**Instructions for the task:**
The output is to match the entries below character for character.

**Input data:**
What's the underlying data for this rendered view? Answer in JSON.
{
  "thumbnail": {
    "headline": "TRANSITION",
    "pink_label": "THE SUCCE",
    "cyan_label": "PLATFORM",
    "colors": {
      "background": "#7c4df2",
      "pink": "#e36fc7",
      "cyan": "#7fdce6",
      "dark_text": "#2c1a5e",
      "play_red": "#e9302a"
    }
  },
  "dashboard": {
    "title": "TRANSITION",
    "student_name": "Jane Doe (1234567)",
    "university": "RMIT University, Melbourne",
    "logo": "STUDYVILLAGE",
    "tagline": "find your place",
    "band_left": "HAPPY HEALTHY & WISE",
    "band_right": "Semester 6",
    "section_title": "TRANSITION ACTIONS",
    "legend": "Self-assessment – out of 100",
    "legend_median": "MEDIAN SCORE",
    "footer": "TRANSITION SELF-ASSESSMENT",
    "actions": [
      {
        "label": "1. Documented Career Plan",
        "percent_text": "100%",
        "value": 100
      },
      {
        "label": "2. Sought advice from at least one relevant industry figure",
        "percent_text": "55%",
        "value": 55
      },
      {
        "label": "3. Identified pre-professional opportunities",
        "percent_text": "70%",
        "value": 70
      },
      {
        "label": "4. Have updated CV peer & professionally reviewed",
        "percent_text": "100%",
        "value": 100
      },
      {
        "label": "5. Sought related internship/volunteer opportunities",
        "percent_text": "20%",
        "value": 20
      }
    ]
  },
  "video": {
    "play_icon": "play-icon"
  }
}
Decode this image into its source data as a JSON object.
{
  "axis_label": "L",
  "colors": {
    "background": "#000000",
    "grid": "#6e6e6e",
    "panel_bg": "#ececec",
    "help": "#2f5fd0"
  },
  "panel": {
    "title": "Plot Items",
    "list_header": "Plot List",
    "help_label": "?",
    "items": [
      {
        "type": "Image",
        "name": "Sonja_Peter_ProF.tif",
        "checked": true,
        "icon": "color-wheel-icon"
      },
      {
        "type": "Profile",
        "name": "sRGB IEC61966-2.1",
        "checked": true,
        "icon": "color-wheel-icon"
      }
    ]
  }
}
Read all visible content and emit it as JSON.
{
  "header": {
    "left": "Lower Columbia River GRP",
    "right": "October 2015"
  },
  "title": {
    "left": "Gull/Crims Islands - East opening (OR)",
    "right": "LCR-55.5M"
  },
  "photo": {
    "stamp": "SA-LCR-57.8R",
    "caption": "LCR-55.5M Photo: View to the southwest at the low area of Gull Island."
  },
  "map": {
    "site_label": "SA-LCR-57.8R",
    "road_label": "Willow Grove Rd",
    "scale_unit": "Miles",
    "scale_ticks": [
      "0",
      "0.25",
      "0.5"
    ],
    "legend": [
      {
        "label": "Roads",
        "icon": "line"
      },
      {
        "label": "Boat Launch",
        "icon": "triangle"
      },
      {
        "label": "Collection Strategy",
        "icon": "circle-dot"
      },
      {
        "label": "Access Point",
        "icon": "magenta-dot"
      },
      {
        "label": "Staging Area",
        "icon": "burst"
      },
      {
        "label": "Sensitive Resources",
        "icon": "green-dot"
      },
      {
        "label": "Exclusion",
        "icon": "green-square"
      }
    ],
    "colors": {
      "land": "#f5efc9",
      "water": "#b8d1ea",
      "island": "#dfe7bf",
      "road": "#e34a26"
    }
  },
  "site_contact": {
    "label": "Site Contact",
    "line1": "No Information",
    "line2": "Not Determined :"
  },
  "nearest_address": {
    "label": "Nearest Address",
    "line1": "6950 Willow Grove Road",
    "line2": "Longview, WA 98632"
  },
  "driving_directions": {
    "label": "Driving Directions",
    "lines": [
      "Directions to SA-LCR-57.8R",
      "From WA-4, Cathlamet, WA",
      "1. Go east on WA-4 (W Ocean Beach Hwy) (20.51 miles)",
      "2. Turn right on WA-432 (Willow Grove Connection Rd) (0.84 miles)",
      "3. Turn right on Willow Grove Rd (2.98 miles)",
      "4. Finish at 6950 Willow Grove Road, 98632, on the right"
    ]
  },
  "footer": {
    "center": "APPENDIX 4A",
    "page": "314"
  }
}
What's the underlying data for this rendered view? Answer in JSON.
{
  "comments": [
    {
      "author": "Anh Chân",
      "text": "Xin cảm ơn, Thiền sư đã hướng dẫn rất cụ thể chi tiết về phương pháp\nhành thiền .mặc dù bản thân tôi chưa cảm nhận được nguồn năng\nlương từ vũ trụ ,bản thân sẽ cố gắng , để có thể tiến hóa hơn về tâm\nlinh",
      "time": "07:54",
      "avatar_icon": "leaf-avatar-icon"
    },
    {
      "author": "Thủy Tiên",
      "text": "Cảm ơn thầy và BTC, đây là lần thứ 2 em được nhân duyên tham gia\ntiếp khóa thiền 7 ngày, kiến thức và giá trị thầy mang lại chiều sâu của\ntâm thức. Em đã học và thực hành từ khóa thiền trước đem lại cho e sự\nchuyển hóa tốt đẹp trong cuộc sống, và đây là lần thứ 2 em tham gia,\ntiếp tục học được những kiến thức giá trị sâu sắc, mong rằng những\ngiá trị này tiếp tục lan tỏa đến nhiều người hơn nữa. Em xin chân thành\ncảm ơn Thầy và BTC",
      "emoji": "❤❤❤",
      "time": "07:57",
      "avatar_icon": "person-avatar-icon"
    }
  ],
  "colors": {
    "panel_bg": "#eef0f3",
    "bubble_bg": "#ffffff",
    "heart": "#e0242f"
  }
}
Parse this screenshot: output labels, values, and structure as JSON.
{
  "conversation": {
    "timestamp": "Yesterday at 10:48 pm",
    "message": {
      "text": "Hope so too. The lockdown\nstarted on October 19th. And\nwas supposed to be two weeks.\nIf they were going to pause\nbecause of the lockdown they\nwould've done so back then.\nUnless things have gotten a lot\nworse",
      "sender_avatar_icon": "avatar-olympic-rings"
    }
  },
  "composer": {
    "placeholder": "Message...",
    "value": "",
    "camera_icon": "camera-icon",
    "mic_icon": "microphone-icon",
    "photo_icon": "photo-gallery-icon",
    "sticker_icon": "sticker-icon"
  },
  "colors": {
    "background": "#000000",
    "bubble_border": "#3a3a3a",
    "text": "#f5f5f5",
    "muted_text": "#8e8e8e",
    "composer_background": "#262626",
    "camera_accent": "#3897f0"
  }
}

**Solved exercise:**
What's the underlying data for this rendered view? Answer in JSON.
{
  "thumbnail": {
    "headline": "TRANSITION",
    "pink_label": "THE SUCCE",
    "cyan_label": "PLATFORM",
    "colors": {
      "background": "#7c4df2",
      "pink": "#e36fc7",
      "cyan": "#7fdce6",
      "dark_text": "#2c1a5e",
      "play_red": "#e9302a"
    }
  },
  "dashboard": {
    "title": "TRANSITION",
    "student_name": "Jane Doe (1234567)",
    "university": "RMIT University, Melbourne",
    "logo": "STUDYVILLAGE",
    "tagline": "find your place",
    "band_left": "HAPPY HEALTHY & WISE",
    "band_right": "Semester 6",
    "section_title": "TRANSITION ACTIONS",
    "legend": "Self-assessment – out of 100",
    "legend_median": "MEDIAN SCORE",
    "footer": "TRANSITION SELF-ASSESSMENT",
    "actions": [
      {
        "label": "1. Documented Career Plan",
        "percent_text": "100%",
        "value": 100
      },
      {
        "label": "2. Sought advice from at least one relevant industry figure",
        "percent_text": "55%",
        "value": 55
      },
      {
        "label": "3. Identified pre-professional opportunities",
        "percent_text": "70%",
        "value": 70
      },
      {
        "label": "4. Have updated CV peer & professionally reviewed",
        "percent_text": "100%",
        "value": 100
      },
      {
        "label": "5. Sought related internship/volunteer opportunities",
        "percent_text": "20%",
        "value": 20
      }
    ]
  },
  "video": {
    "play_icon": "play-icon"
  }
}
Decode this image into its source data as a JSON object.
{
  "axis_label": "L",
  "colors": {
    "background": "#000000",
    "grid": "#6e6e6e",
    "panel_bg": "#ececec",
    "help": "#2f5fd0"
  },
  "panel": {
    "title": "Plot Items",
    "list_header": "Plot List",
    "help_label": "?",
    "items": [
      {
        "type": "Image",
        "name": "Sonja_Peter_ProF.tif",
        "checked": true,
        "icon": "color-wheel-icon"
      },
      {
        "type": "Profile",
        "name": "sRGB IEC61966-2.1",
        "checked": true,
        "icon": "color-wheel-icon"
      }
    ]
  }
}
Read all visible content and emit it as JSON.
{
  "header": {
    "left": "Lower Columbia River GRP",
    "right": "October 2015"
  },
  "title": {
    "left": "Gull/Crims Islands - East opening (OR)",
    "right": "LCR-55.5M"
  },
  "photo": {
    "stamp": "SA-LCR-57.8R",
    "caption": "LCR-55.5M Photo: View to the southwest at the low area of Gull Island."
  },
  "map": {
    "site_label": "SA-LCR-57.8R",
    "road_label": "Willow Grove Rd",
    "scale_unit": "Miles",
    "scale_ticks": [
      "0",
      "0.25",
      "0.5"
    ],
    "legend": [
      {
        "label": "Roads",
        "icon": "line"
      },
      {
        "label": "Boat Launch",
        "icon": "triangle"
      },
      {
        "label": "Collection Strategy",
        "icon": "circle-dot"
      },
      {
        "label": "Access Point",
        "icon": "magenta-dot"
      },
      {
        "label": "Staging Area",
        "icon": "burst"
      },
      {
        "label": "Sensitive Resources",
        "icon": "green-dot"
      },
      {
        "label": "Exclusion",
        "icon": "green-square"
      }
    ],
    "colors": {
      "land": "#f5efc9",
      "water": "#b8d1ea",
      "island": "#dfe7bf",
      "road": "#e34a26"
    }
  },
  "site_contact": {
    "label": "Site Contact",
    "line1": "No Information",
    "line2": "Not Determined :"
  },
  "nearest_address": {
    "label": "Nearest Address",
    "line1": "6950 Willow Grove Road",
    "line2": "Longview, WA 98632"
  },
  "driving_directions": {
    "label": "Driving Directions",
    "lines": [
      "Directions to SA-LCR-57.8R",
      "From WA-4, Cathlamet, WA",
      "1. Go east on WA-4 (W Ocean Beach Hwy) (20.51 miles)",
      "2. Turn right on WA-432 (Willow Grove Connection Rd) (0.84 miles)",
      "3. Turn right on Willow Grove Rd (2.98 miles)",
      "4. Finish at 6950 Willow Grove Road, 98632, on the right"
    ]
  },
  "footer": {
    "center": "APPENDIX 4A",
    "page": "314"
  }
}
What's the underlying data for this rendered view? Answer in JSON.
{
  "comments": [
    {
      "author": "Anh Chân",
      "text": "Xin cảm ơn, Thiền sư đã hướng dẫn rất cụ thể chi tiết về phương pháp\nhành thiền .mặc dù bản thân tôi chưa cảm nhận được nguồn năng\nlương từ vũ trụ ,bản thân sẽ cố gắng , để có thể tiến hóa hơn về tâm\nlinh",
      "time": "07:54",
      "avatar_icon": "leaf-avatar-icon"
    },
    {
      "author": "Thủy Tiên",
      "text": "Cảm ơn thầy và BTC, đây là lần thứ 2 em được nhân duyên tham gia\ntiếp khóa thiền 7 ngày, kiến thức và giá trị thầy mang lại chiều sâu của\ntâm thức. Em đã học và thực hành từ khóa thiền trước đem lại cho e sự\nchuyển hóa tốt đẹp trong cuộc sống, và đây là lần thứ 2 em tham gia,\ntiếp tục học được những kiến thức giá trị sâu sắc, mong rằng những\ngiá trị này tiếp tục lan tỏa đến nhiều người hơn nữa. Em xin chân thành\ncảm ơn Thầy và BTC",
      "emoji": "❤❤❤",
      "time": "07:57",
      "avatar_icon": "person-avatar-icon"
    }
  ],
  "colors": {
    "panel_bg": "#eef0f3",
    "bubble_bg": "#ffffff",
    "heart": "#e0242f"
  }
}
Parse this screenshot: output labels, values, and structure as JSON.
{
  "conversation": {
    "timestamp": "Yesterday at 10:48 pm",
    "message": {
      "text": "Hope so too. The lockdown\nstarted on October 19th. And\nwas supposed to be two weeks.\nIf they were going to pause\nbecause of the lockdown they\nwould've done so back then.\nUnless things have gotten a lot\nworse",
      "sender_avatar_icon": "avatar-olympic-rings"
    }
  },
  "composer": {
    "placeholder": "Message...",
    "value": "",
    "camera_icon": "camera-icon",
    "mic_icon": "microphone-icon",
    "photo_icon": "photo-gallery-icon",
    "sticker_icon": "sticker-icon"
  },
  "colors": {
    "background": "#000000",
    "bubble_border": "#3a3a3a",
    "text": "#f5f5f5",
    "muted_text": "#8e8e8e",
    "composer_background": "#262626",
    "camera_accent": "#3897f0"
  }
}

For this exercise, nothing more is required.